**Problem requirements**
Check each line of the entries below for the string "JSON"; copy every line where it appears.

**Dataset entries**
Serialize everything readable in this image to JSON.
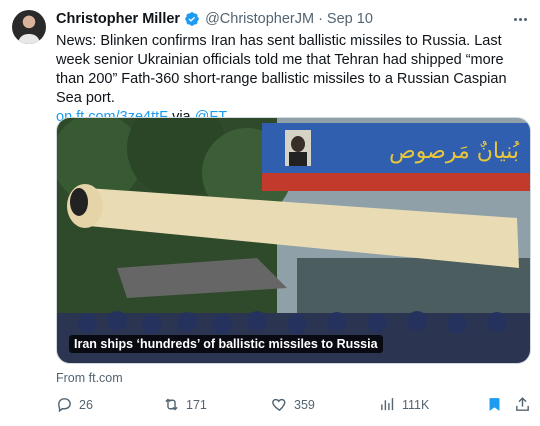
{
  "tweet": {
    "author_name": "Christopher Miller",
    "handle": "@ChristopherJM",
    "date": "Sep 10",
    "text_main": "News: Blinken confirms Iran has sent ballistic missiles to Russia. Last week senior Ukrainian officials told me that Tehran had shipped “more than 200” Fath-360 short-range ballistic missiles to a Russian Caspian Sea port.",
    "link_text": "on.ft.com/3ze4ttF",
    "via_text": "via",
    "via_mention": "@FT"
  },
  "card": {
    "image_caption": "Iran ships ‘hundreds’ of ballistic missiles to Russia",
    "banner_text": "بُنیانٌ مَرصوص",
    "source_label": "From ft.com"
  },
  "actions": {
    "replies": "26",
    "reposts": "171",
    "likes": "359",
    "views": "111K"
  },
  "colors": {
    "accent": "#1d9bf0",
    "secondary_text": "#536471"
  }
}
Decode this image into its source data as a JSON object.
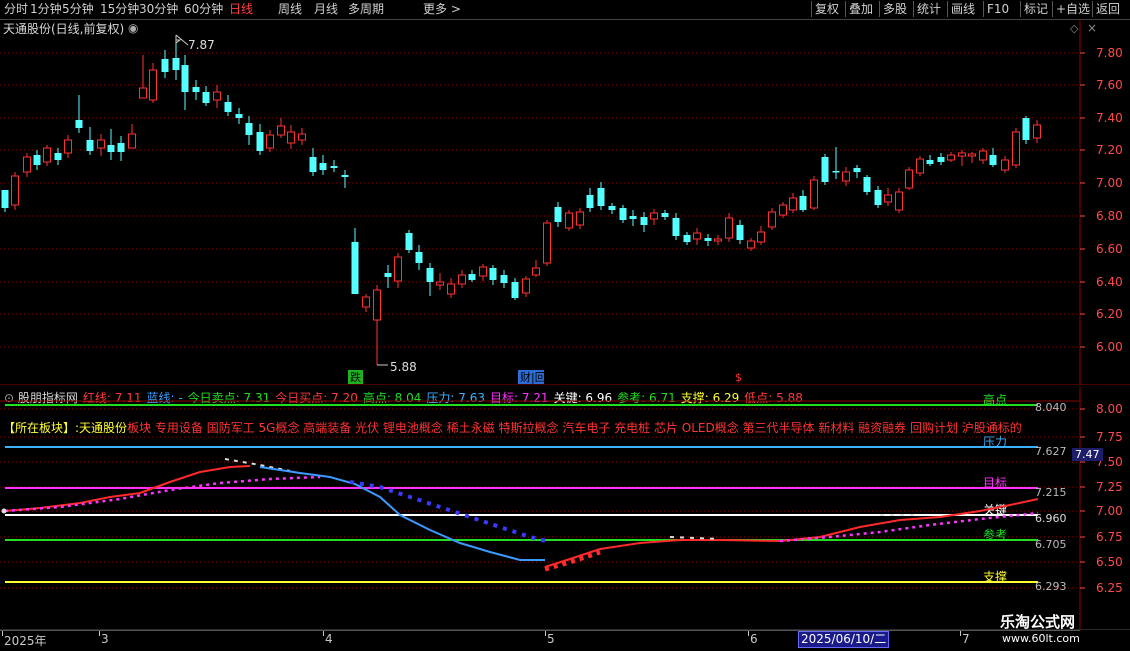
{
  "toolbar": {
    "periods": [
      "分时",
      "1分钟",
      "5分钟",
      "15分钟",
      "30分钟",
      "60分钟",
      "日线",
      "周线",
      "月线",
      "多周期",
      "更多"
    ],
    "active_period": "日线",
    "more_arrow": ">",
    "right_buttons": [
      "复权",
      "叠加",
      "多股",
      "统计",
      "画线",
      "F10",
      "标记",
      "+自选",
      "返回"
    ]
  },
  "main": {
    "title": "天通股份(日线,前复权)",
    "high_marker": "7.87",
    "low_marker": "5.88",
    "price_axis": [
      "7.80",
      "7.60",
      "7.40",
      "7.20",
      "7.00",
      "6.80",
      "6.60",
      "6.40",
      "6.20",
      "6.00"
    ],
    "event_badges": [
      {
        "text": "跌",
        "color": "#1fb41f"
      },
      {
        "text": "财|回",
        "color": "#2d6dd8"
      },
      {
        "text": "$",
        "color": "#ff3030"
      }
    ]
  },
  "indicator": {
    "name": "股朋指标网",
    "fields": [
      {
        "label": "红线:",
        "value": "7.11",
        "color": "#ff3a3a"
      },
      {
        "label": "蓝线:",
        "value": "-",
        "color": "#3aa0ff"
      },
      {
        "label": "今日卖点:",
        "value": "7.31",
        "color": "#22dd22"
      },
      {
        "label": "今日买点:",
        "value": "7.20",
        "color": "#ff3a3a"
      },
      {
        "label": "高点:",
        "value": "8.04",
        "color": "#22dd22"
      },
      {
        "label": "压力:",
        "value": "7.63",
        "color": "#3ab0ff"
      },
      {
        "label": "目标:",
        "value": "7.21",
        "color": "#ff33ff"
      },
      {
        "label": "关键:",
        "value": "6.96",
        "color": "#ffffff"
      },
      {
        "label": "参考:",
        "value": "6.71",
        "color": "#22dd22"
      },
      {
        "label": "支撑:",
        "value": "6.29",
        "color": "#ffff33"
      },
      {
        "label": "低点:",
        "value": "5.88",
        "color": "#ff3a3a"
      }
    ],
    "sector_prefix": "【所在板块】:",
    "sector_stock": "天通股份",
    "sector_list": "板块 专用设备 国防军工 5G概念 高端装备 光伏 锂电池概念 稀土永磁 特斯拉概念 汽车电子 充电桩 芯片 OLED概念 第三代半导体 新材料 融资融券 回购计划 沪股通标的",
    "line_labels": [
      {
        "text": "高点",
        "color": "#22dd22"
      },
      {
        "text": "压力",
        "color": "#3ab0ff"
      },
      {
        "text": "目标",
        "color": "#ff33ff"
      },
      {
        "text": "关键",
        "color": "#ffffff"
      },
      {
        "text": "参考",
        "color": "#22dd22"
      },
      {
        "text": "支撑",
        "color": "#ffff33"
      }
    ],
    "line_values": [
      "8.040",
      "7.627",
      "7.215",
      "6.960",
      "6.705",
      "6.293"
    ],
    "axis": [
      "8.00",
      "7.75",
      "7.50",
      "7.25",
      "7.00",
      "6.75",
      "6.50",
      "6.25"
    ],
    "current_value": "7.47"
  },
  "datebar": {
    "labels": [
      "2025年",
      "3",
      "4",
      "5",
      "6",
      "7"
    ],
    "selected": "2025/06/10/二"
  },
  "watermark": {
    "line1": "乐淘公式网",
    "line2": "www.60lt.com"
  },
  "colors": {
    "up": "#ff3232",
    "down": "#54ffff",
    "grid": "#8b0000"
  }
}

**Solution**
Serialize everything readable in this image to JSON.
Decode this image into its source data as a JSON object.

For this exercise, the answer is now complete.